Step 2: Once loadedclick on the menu bar next to the green coffee cup in the top left hand corner of the screen. Select ‘Sign in’
Then select ‘Sign up now’
Register for a free account using your City email address.
Step 3: Using your phone or tablet go to the App Store to download the most recent PressReader app. Once downloaded sign in with the login details you’ve just created. You should then see the notice that publications are brought to your by the Library –City University of London.
Like all apps, PressReader will use data from your mobile network plan unless you connect over a WI-FI network. Average monthly usage for PressReader is between 200MB and 400BM.
Planning on venturing into the Northampton Square Library for the first time? Here are 10 hush-hush hacks only those in-the-know know….
(1) There’s a lift from the main entrance direct to Level 2
Our Library is accessible which is great if you use a mobility aid, and even greater if you just don’t like stairs. There’s a mirror in it too, so before you exit through automatic doors, heralded by the sound of happy elevator beeps, you can also make sure you look fabulous (or check you haven’t got chocolate smeared across your face, whichever is more likely).
(2) Our Entrance and Exit Gates want to be your friend
Turn left at the Library Service Desk to enter the Library. Our Library Essentials Guide has a great example of how to gain access using your City card.
To exit, use the middle gate marked ‘Exit’. No need to swipe, just walk through calmly and let the magic happen. “Is this really a hack?” I hear you cry. All I’ll say is, you’d be surprised at the amount of people who experience what’s known as MBF (Major Barrier Fail). Don’t be one of them.
(3) The right-hand lift is superior to the left-hand lift
Reason being it has a window, so you can gaze out at the eastern cityscape as you’re whisked to your chosen floor:
Okay, it’s not quite the London Eye, there isn’t any muzak and there’s some sort of mysterious blob hindering the view, but, you know. (Think the left-hand lift is better? Tell us why).
(4) The water fountain is on Level 3
Possibly our greatest acquisition ever (marginally ahead of the purple chairs) the water fountain brings refreshing hydration joy to Library users all year round.
(5) Experience a corporeal mediated experience on Level 3
Engage with the Fourth Estate in the classic format by reading an actual newspaper live: you’ll find them on our dynamic rotational display device, along with supplements including the THE.
(6) Not all the Group Study Rooms on Level 3 are the same
Some rooms have whiteboards (you can borrow marker pens from the Service Desk), some have I.T. and some offer a little more legroom. Take Room 3J for example:
Entrance to Group Study Room 3J
Panorama of 3J
Not only is it roomier, judging by the panorama picture quality it’s also built on top of some sort of temporal vortex. Exciting.
(7) There’s a secret vending machine on Level 3
Well, it was secret. Regularly stocked with all your favourite snackage (including some new and interesting variants) the Level 3 machine is tucked away in the corner near the printers.

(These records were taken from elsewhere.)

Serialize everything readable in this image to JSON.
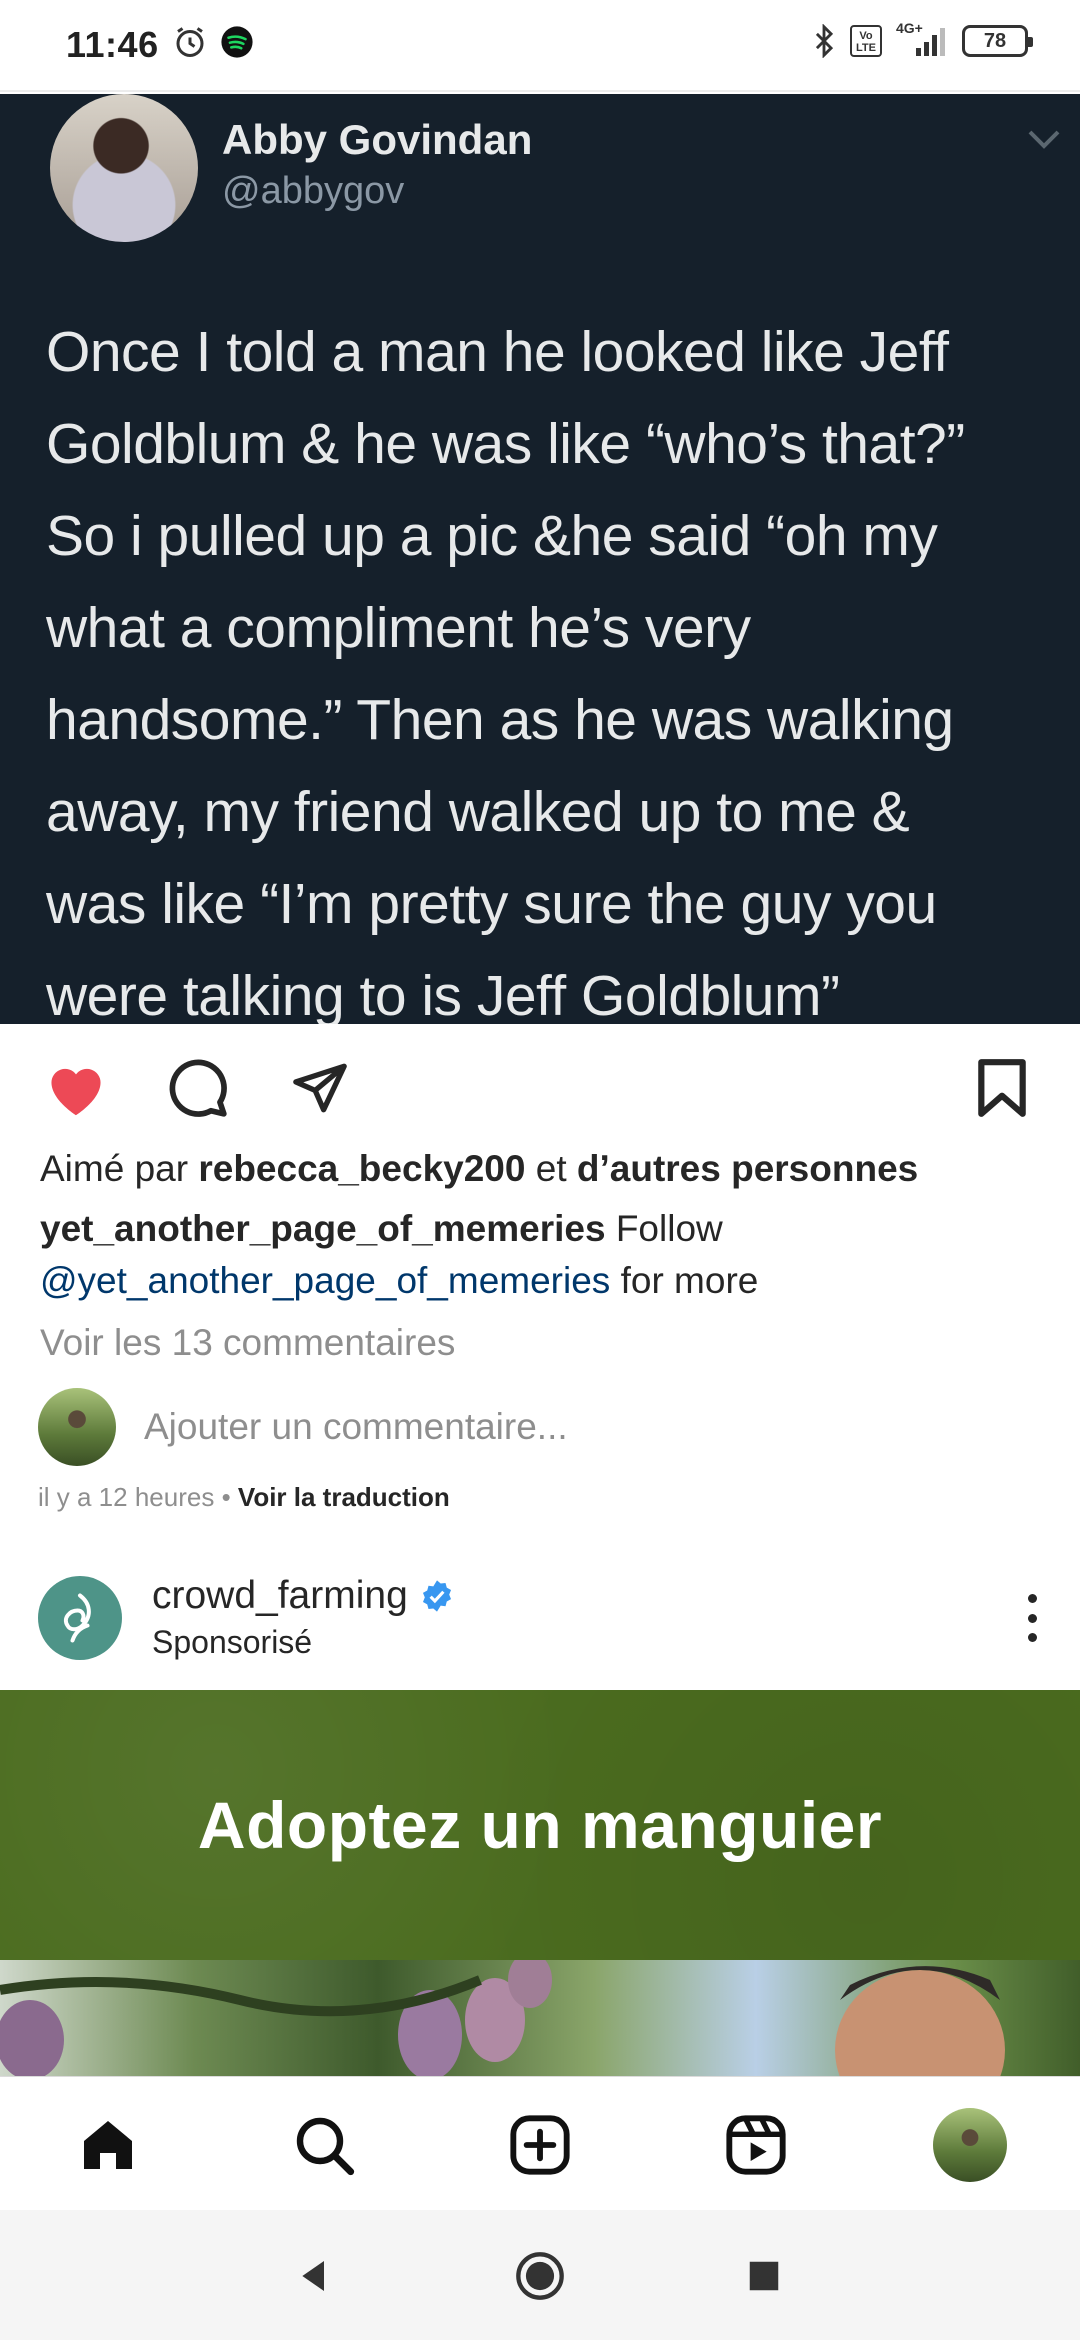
{
  "status_bar": {
    "time": "11:46",
    "network": "4G+",
    "volte": "Vo LTE",
    "battery": "78"
  },
  "tweet": {
    "name": "Abby Govindan",
    "handle": "@abbygov",
    "lines": [
      "Once I told a man he looked like Jeff",
      "Goldblum & he was like “who’s that?”",
      "So i pulled up a pic &he said “oh my",
      "what a compliment he’s very",
      "handsome.” Then as he was walking",
      "away, my friend walked up to me &",
      "was like “I’m pretty sure the guy you",
      "were talking to is Jeff Goldblum”"
    ]
  },
  "post": {
    "liked": true,
    "likes_prefix": "Aimé par",
    "likes_user": "rebecca_becky200",
    "likes_and": "et",
    "likes_others": "d’autres personnes",
    "caption_user": "yet_another_page_of_memeries",
    "caption_text": "Follow",
    "caption_mention": "@yet_another_page_of_memeries",
    "caption_tail": "for more",
    "view_comments": "Voir les 13 commentaires",
    "comment_placeholder": "Ajouter un commentaire...",
    "time_ago": "il y a 12 heures",
    "separator": "•",
    "translate": "Voir la traduction"
  },
  "sponsored": {
    "account": "crowd_farming",
    "label": "Sponsorisé",
    "ad_title": "Adoptez un manguier"
  },
  "colors": {
    "like_red": "#ed4956",
    "verified_blue": "#3897f0",
    "ad_green": "#4b6c1f",
    "mention_blue": "#00376b"
  },
  "icons": [
    "heart-icon",
    "comment-icon",
    "share-icon",
    "bookmark-icon",
    "home-icon",
    "search-icon",
    "create-icon",
    "reels-icon"
  ]
}
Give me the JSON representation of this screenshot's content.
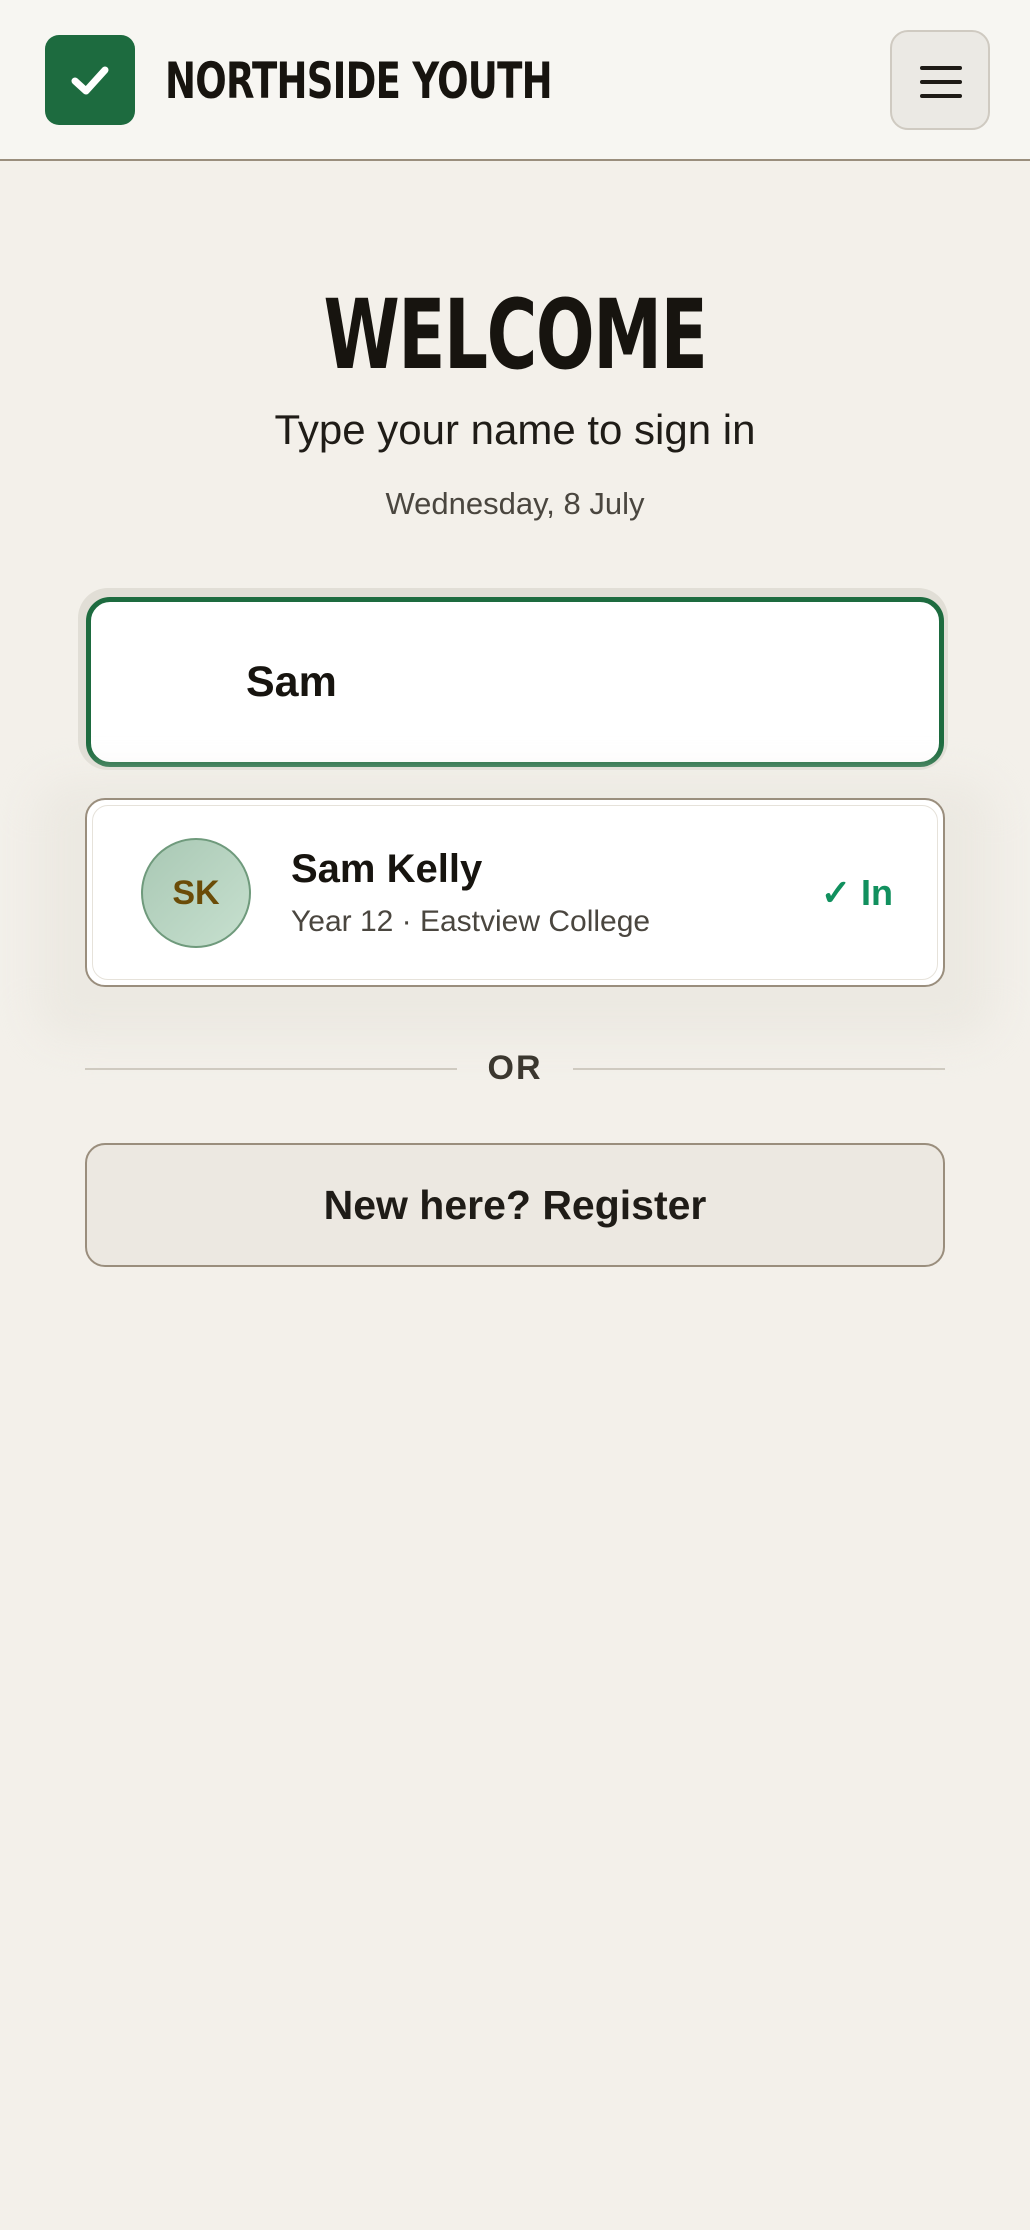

(8) The most exciting shelving is on Level 4
Arguably, the first shelving bay on Level 4 is the most exciting in the whole Library:
On the left, we have the Careers Collection with items specially chosen with your professional development in mind. To the right we have reference heaven with a plethora of dictionaries in multiple languages; and then on the end, immediately as you enter the floor, you can see the new titles display shelf which showcases our most interesting and eye-catching acquisitions.
(9) Catch Subject Librarians Live on Level 5, Weekdays 11-5
This means from Monday to Friday you can drop in and chat to a subject specialist about all of your Library and research needs. No appointments necessary (although you can make them too, if you prefer).
(10) There’s a PC Lab on Level 6
Tucked away in the far corner of the room, the Level 6 PC Lab benefits from a quiet location, comfortable amount of desk space and south-facing windows which fill the room with wonderful natural light- plus transformative blinds, for those that prefer a little shade.
(Share your own #CityLibraryHacks by posting a comment below or via Social Media)